On the Banham Poultry outbreak, Mr Chapman-Allen said, along with the New Anglia LEP and George Freeman, the council was working to “ensure we get the best possible support package so Banham can survive.”
He admitted the autumn departure of his chief executive Anna Graves would leave a “massive hole” and paid tribute to her work for Breckland and South Holland over the past six years.
But he said recruiting a successor would be paused for the time being. He said: “We will probably bring in some extra capacity, but it would be immensely difficult for a new chief executive to come into the organisations at this time.”
And, with a White Paper on devolution raising the potential for local government reorganisation, Mr Chapman-Allen said it was important to keep an “open mind”.
He said: “We can’t pre-empt what it will look like, but we have got to respond in a positive way. It might not be the best fit for Norfolk and Norfolk and Suffolk, but if the rewards are good enough and we get proper devolution to districts and communities, then I think we should engage positively.

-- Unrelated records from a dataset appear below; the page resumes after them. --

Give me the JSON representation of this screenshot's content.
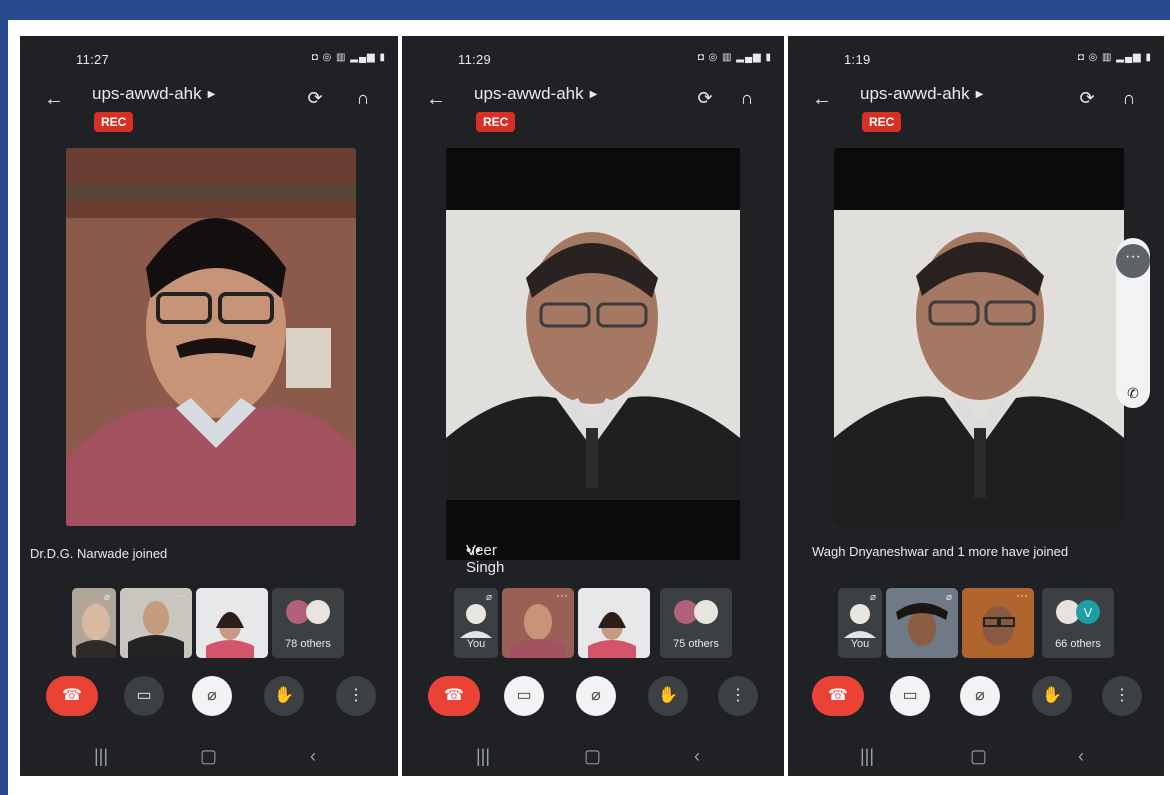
{
  "meeting_name": "ups-awwd-ahk",
  "rec_label": "REC",
  "phones": [
    {
      "time": "11:27",
      "join_text": "Dr.D.G. Narwade joined",
      "others": "78 others"
    },
    {
      "time": "11:29",
      "speaker_name": "Veer Singh",
      "you_label": "You",
      "others": "75 others"
    },
    {
      "time": "1:19",
      "join_text": "Wagh Dnyaneshwar and 1 more have joined",
      "you_label": "You",
      "others": "66 others",
      "avatar_letter": "V"
    }
  ],
  "colors": {
    "end_call": "#ea4335",
    "rec": "#d93025",
    "background": "#202124",
    "frame": "#2a4a8f"
  }
}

“I hope that we will all be able to see the benefits to residents and it doesn’t become ‘us’ against ‘them’. It shouldn’t be about organisations, but what is best for citizens.”